The synthpop artist highlights how men are oftentimes victims of vulnerability and toxic masculinity but living within the Middle Eastern region leaves them without coping mechanisms or awareness at the least. Khodor Ellaik, the mind and the music behind Kid Fourteen aims to represent the difficulty that men in the region face when it comes to even expressing emotions like vulnerability. His most recent full-length album Love at first tackled the twelve stages of love as devised in Arabic literature, but during its course of production it came to explore the complexity of human intimacy and focusing on what vulnerability feels and sounds like in the abandonment of all other expression. Syncing up with motifs from the album, the documentary is an invitation for an inward look at what it feels like to be seen as somebody you are not.


Directed by Jackson Allers and Produced by Clap Clap Studio, the documentary is set to debut via Factory People’s Late Knights YouTube channel on Friday, October 16 at 5:00PM (GMT+3). Factory People are a Beirut-based organisation of artists and music enthusiasts dedicated to bringing together positive communities of music and art lovers across their venues and digital platforms. Their online platform, Late Knights, was created to display the diverse cultural landscape of Lebanon and the wider region, and divert the mainstream narrative of the place to showcase what really goes on.


We caught up with the artist to find out a little bit more about the message, how he tackles current gender roles within society, and why music is his medium of choice.






How did you reach this point where you felt like this was a message that you needed to address and respond to?

If by this you mean toxic masculinity/vulnerability, then it’s something I’ve been carrying with me since before Kid Fourteen. It was a natural inclination for it to be included in the creative process, because I was growing as a person, growing out of certain norms that I grew up with, even though my relationship with masculinity and gender roles has always been on the questionable side.


What do you hope will come from this project? Do you want to inspire these conversations more within the region?

I wouldn’t say that I’m the messenger of the cause, it’s just something that I feel I personally want to express, because that’s the only way I know how and I feel comfortable doing it now. If someone picks up this message then I’d be grateful. The message is to be comfortable in your own skin in whatever form possible.



“The Lebanese singer and producer is arguably one of the region’s most forward thinking musicians at the moment”






How does the hybrid music video and documentary display your thoughts on how vulnerability is addressed in the region?

You know in this day and age everything has a category and an identity that goes with it. Where do you place a cis queer Arab male wearing makeup and a dress with cowboy boots? I don’t know and I don’t care. It’s not something I do on a daily basis, but when I feel like doing it I do it. Most people tell me that I give the impression of a typical tough guy, and I don’t mind tough guys. The idea is to be able to express the other side in whatever way that works for you.

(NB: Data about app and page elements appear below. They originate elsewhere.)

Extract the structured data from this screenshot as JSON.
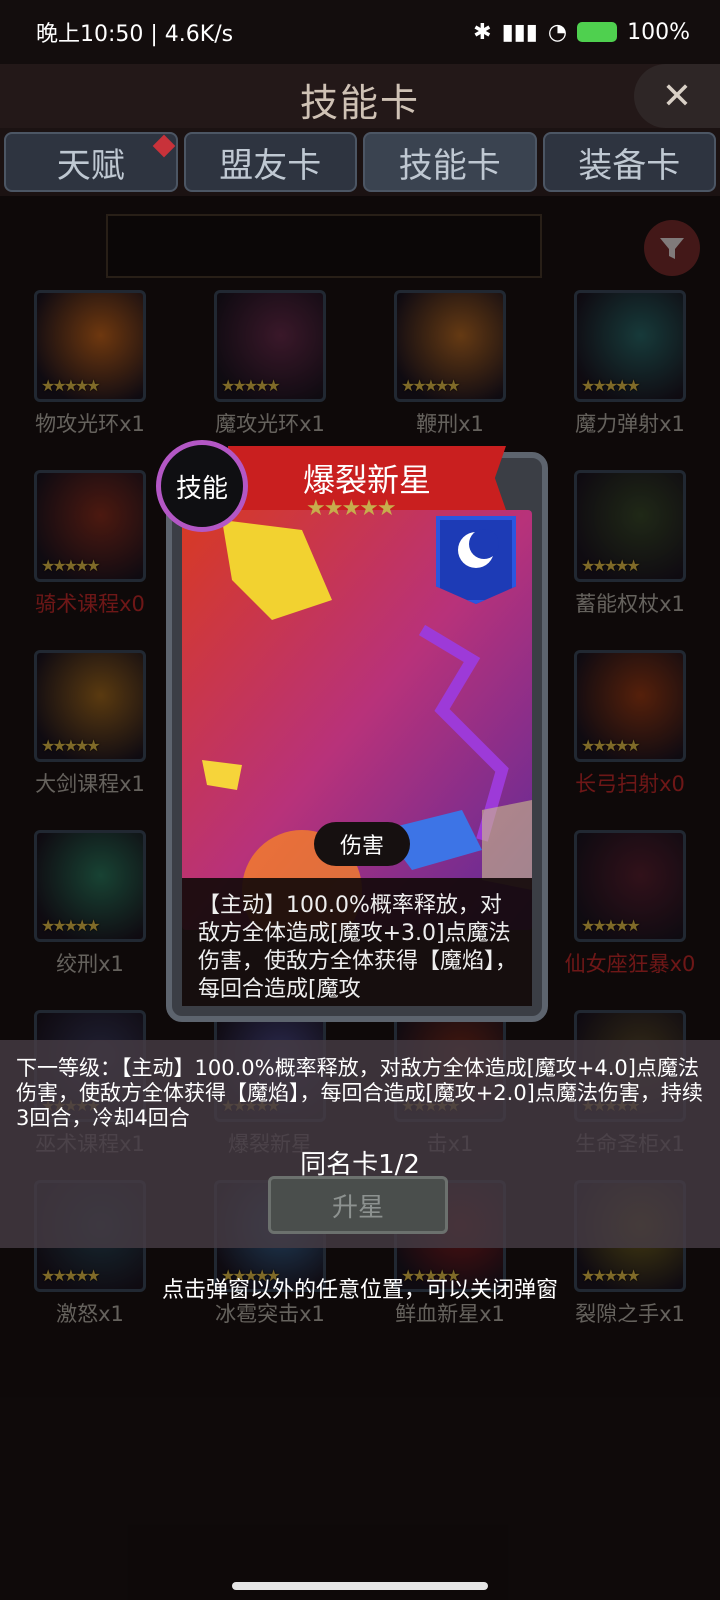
{
  "status_bar": {
    "time_speed": "晚上10:50 | 4.6K/s",
    "battery": "100%"
  },
  "header": {
    "title": "技能卡"
  },
  "tabs": [
    {
      "label": "天赋",
      "badge": true
    },
    {
      "label": "盟友卡"
    },
    {
      "label": "技能卡"
    },
    {
      "label": "装备卡"
    }
  ],
  "cards": [
    {
      "label": "物攻光环x1",
      "stars": "★★★★★",
      "red": false
    },
    {
      "label": "魔攻光环x1",
      "stars": "★★★★★",
      "red": false
    },
    {
      "label": "鞭刑x1",
      "stars": "★★★★★",
      "red": false
    },
    {
      "label": "魔力弹射x1",
      "stars": "★★★★★",
      "red": false
    },
    {
      "label": "骑术课程x0",
      "stars": "★★★★★",
      "red": true
    },
    {
      "label": "蓄能权杖x1",
      "stars": "★★★★★",
      "red": false
    },
    {
      "label": "大剑课程x1",
      "stars": "★★★★★",
      "red": false
    },
    {
      "label": "长弓扫射x0",
      "stars": "★★★★★",
      "red": true
    },
    {
      "label": "绞刑x1",
      "stars": "★★★★★",
      "red": false
    },
    {
      "label": "仙女座狂暴x0",
      "stars": "★★★★★",
      "red": true
    },
    {
      "label": "巫术课程x1",
      "stars": "★★★★★",
      "red": false
    },
    {
      "label": "爆裂新星",
      "stars": "★★★★★",
      "red": false
    },
    {
      "label": "击x1",
      "stars": "★★★★★",
      "red": false
    },
    {
      "label": "生命圣柜x1",
      "stars": "★★★★★",
      "red": false
    },
    {
      "label": "激怒x1",
      "stars": "★★★★★",
      "red": false
    },
    {
      "label": "冰雹突击x1",
      "stars": "★★★★★",
      "red": false
    },
    {
      "label": "鲜血新星x1",
      "stars": "★★★★★",
      "red": false
    },
    {
      "label": "裂隙之手x1",
      "stars": "★★★★★",
      "red": false
    }
  ],
  "popup": {
    "type_badge": "技能",
    "name": "爆裂新星",
    "stars": "★★★★★",
    "tag": "伤害",
    "description": "【主动】100.0%概率释放，对敌方全体造成[魔攻+3.0]点魔法伤害，使敌方全体获得【魔焰】，每回合造成[魔攻",
    "next_level": "下一等级：【主动】100.0%概率释放，对敌方全体造成[魔攻+4.0]点魔法伤害，使敌方全体获得【魔焰】，每回合造成[魔攻+2.0]点魔法伤害，持续3回合，冷却4回合",
    "duplicates": "同名卡1/2",
    "upgrade_label": "升星",
    "close_hint": "点击弹窗以外的任意位置，可以关闭弹窗"
  },
  "colors": {
    "rare_red": "#c82a2a",
    "popup_ribbon": "#c91f1f",
    "badge_purple": "#b357c5"
  }
}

Societies’ assigned gender roles have also been disadvantageous to men and this is often left out of the narrative. Do you think that these roles should be abandoned as they don’t seem to emotionally or practically work for anybody?

This stopped working for me a long time, but it’s a process. You find yourself slipping into these roles unknowingly and find people assigning these roles to you unknowingly – so it’s a continuous conversation that almost always has to be conscious. I do believe that there should be more engagement regarding male gender roles and how to break out of it in a supportive community that relates to that narrative, as opposed to pointing fingers.


Through music, do you find it easier to navigate these “taboo” topics in a less daunting and more comfortable environment?

It’s always easier with music, and when you have the stage you can do literally whatever you want under the guise of ‘performance’. So it definitely makes things more comfortable.



Listen to Kid Fourteen, here !